Before you finish, make sure each line of the records has been retyped exactly.
== Material for this task
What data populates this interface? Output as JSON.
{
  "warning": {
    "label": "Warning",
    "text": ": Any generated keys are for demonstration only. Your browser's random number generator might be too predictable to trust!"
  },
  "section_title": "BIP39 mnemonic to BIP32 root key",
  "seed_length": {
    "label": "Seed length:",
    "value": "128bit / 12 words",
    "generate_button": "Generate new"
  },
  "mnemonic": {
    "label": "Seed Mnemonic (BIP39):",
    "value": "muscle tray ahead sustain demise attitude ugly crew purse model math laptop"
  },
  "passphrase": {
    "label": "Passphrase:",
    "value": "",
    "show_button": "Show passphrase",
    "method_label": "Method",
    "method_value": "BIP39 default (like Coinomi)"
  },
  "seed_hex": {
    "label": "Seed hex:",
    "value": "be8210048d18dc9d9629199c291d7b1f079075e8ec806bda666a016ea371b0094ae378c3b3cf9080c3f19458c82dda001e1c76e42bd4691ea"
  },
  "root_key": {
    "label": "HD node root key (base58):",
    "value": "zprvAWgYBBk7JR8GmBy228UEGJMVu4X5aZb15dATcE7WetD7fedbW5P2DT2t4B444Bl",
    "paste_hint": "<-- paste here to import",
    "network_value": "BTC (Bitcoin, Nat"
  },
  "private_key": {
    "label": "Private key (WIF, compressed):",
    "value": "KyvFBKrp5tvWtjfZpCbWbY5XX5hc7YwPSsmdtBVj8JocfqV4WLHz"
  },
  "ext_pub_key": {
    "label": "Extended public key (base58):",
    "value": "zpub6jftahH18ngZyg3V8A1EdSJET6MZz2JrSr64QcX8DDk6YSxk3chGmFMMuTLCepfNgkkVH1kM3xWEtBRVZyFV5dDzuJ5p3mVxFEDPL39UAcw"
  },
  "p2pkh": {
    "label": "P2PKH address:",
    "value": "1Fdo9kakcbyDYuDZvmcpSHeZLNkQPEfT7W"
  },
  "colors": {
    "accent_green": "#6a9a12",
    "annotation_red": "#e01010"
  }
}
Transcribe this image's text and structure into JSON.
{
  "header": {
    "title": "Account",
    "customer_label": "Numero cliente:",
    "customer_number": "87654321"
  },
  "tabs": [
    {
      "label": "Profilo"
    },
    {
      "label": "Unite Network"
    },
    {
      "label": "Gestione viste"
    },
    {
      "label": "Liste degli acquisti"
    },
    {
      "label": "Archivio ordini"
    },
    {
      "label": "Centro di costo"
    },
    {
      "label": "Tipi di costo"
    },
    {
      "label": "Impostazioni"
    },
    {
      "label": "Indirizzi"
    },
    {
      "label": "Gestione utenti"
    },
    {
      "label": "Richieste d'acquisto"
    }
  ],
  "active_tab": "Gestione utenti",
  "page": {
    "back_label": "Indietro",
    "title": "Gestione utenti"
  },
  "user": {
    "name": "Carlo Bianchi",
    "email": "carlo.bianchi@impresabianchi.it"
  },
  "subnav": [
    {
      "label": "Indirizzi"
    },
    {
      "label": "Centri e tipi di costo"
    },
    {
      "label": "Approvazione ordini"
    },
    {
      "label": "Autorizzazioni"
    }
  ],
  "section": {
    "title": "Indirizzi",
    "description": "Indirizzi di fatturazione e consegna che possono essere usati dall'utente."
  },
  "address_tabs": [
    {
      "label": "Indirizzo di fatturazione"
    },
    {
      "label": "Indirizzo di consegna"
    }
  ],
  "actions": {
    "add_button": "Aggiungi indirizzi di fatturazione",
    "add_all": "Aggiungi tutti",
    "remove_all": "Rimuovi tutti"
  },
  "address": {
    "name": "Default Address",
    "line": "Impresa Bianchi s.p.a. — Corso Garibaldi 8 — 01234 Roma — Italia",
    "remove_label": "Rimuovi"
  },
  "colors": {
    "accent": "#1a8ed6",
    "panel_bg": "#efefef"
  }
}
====
> **Answer box**:
What data populates this interface? Output as JSON.
{
  "warning": {
    "label": "Warning",
    "text": ": Any generated keys are for demonstration only. Your browser's random number generator might be too predictable to trust!"
  },
  "section_title": "BIP39 mnemonic to BIP32 root key",
  "seed_length": {
    "label": "Seed length:",
    "value": "128bit / 12 words",
    "generate_button": "Generate new"
  },
  "mnemonic": {
    "label": "Seed Mnemonic (BIP39):",
    "value": "muscle tray ahead sustain demise attitude ugly crew purse model math laptop"
  },
  "passphrase": {
    "label": "Passphrase:",
    "value": "",
    "show_button": "Show passphrase",
    "method_label": "Method",
    "method_value": "BIP39 default (like Coinomi)"
  },
  "seed_hex": {
    "label": "Seed hex:",
    "value": "be8210048d18dc9d9629199c291d7b1f079075e8ec806bda666a016ea371b0094ae378c3b3cf9080c3f19458c82dda001e1c76e42bd4691ea"
  },
  "root_key": {
    "label": "HD node root key (base58):",
    "value": "zprvAWgYBBk7JR8GmBy228UEGJMVu4X5aZb15dATcE7WetD7fedbW5P2DT2t4B444Bl",
    "paste_hint": "<-- paste here to import",
    "network_value": "BTC (Bitcoin, Nat"
  },
  "private_key": {
    "label": "Private key (WIF, compressed):",
    "value": "KyvFBKrp5tvWtjfZpCbWbY5XX5hc7YwPSsmdtBVj8JocfqV4WLHz"
  },
  "ext_pub_key": {
    "label": "Extended public key (base58):",
    "value": "zpub6jftahH18ngZyg3V8A1EdSJET6MZz2JrSr64QcX8DDk6YSxk3chGmFMMuTLCepfNgkkVH1kM3xWEtBRVZyFV5dDzuJ5p3mVxFEDPL39UAcw"
  },
  "p2pkh": {
    "label": "P2PKH address:",
    "value": "1Fdo9kakcbyDYuDZvmcpSHeZLNkQPEfT7W"
  },
  "colors": {
    "accent_green": "#6a9a12",
    "annotation_red": "#e01010"
  }
}
Transcribe this image's text and structure into JSON.
{
  "header": {
    "title": "Account",
    "customer_label": "Numero cliente:",
    "customer_number": "87654321"
  },
  "tabs": [
    {
      "label": "Profilo"
    },
    {
      "label": "Unite Network"
    },
    {
      "label": "Gestione viste"
    },
    {
      "label": "Liste degli acquisti"
    },
    {
      "label": "Archivio ordini"
    },
    {
      "label": "Centro di costo"
    },
    {
      "label": "Tipi di costo"
    },
    {
      "label": "Impostazioni"
    },
    {
      "label": "Indirizzi"
    },
    {
      "label": "Gestione utenti"
    },
    {
      "label": "Richieste d'acquisto"
    }
  ],
  "active_tab": "Gestione utenti",
  "page": {
    "back_label": "Indietro",
    "title": "Gestione utenti"
  },
  "user": {
    "name": "Carlo Bianchi",
    "email": "carlo.bianchi@impresabianchi.it"
  },
  "subnav": [
    {
      "label": "Indirizzi"
    },
    {
      "label": "Centri e tipi di costo"
    },
    {
      "label": "Approvazione ordini"
    },
    {
      "label": "Autorizzazioni"
    }
  ],
  "section": {
    "title": "Indirizzi",
    "description": "Indirizzi di fatturazione e consegna che possono essere usati dall'utente."
  },
  "address_tabs": [
    {
      "label": "Indirizzo di fatturazione"
    },
    {
      "label": "Indirizzo di consegna"
    }
  ],
  "actions": {
    "add_button": "Aggiungi indirizzi di fatturazione",
    "add_all": "Aggiungi tutti",
    "remove_all": "Rimuovi tutti"
  },
  "address": {
    "name": "Default Address",
    "line": "Impresa Bianchi s.p.a. — Corso Garibaldi 8 — 01234 Roma — Italia",
    "remove_label": "Rimuovi"
  },
  "colors": {
    "accent": "#1a8ed6",
    "panel_bg": "#efefef"
  }
}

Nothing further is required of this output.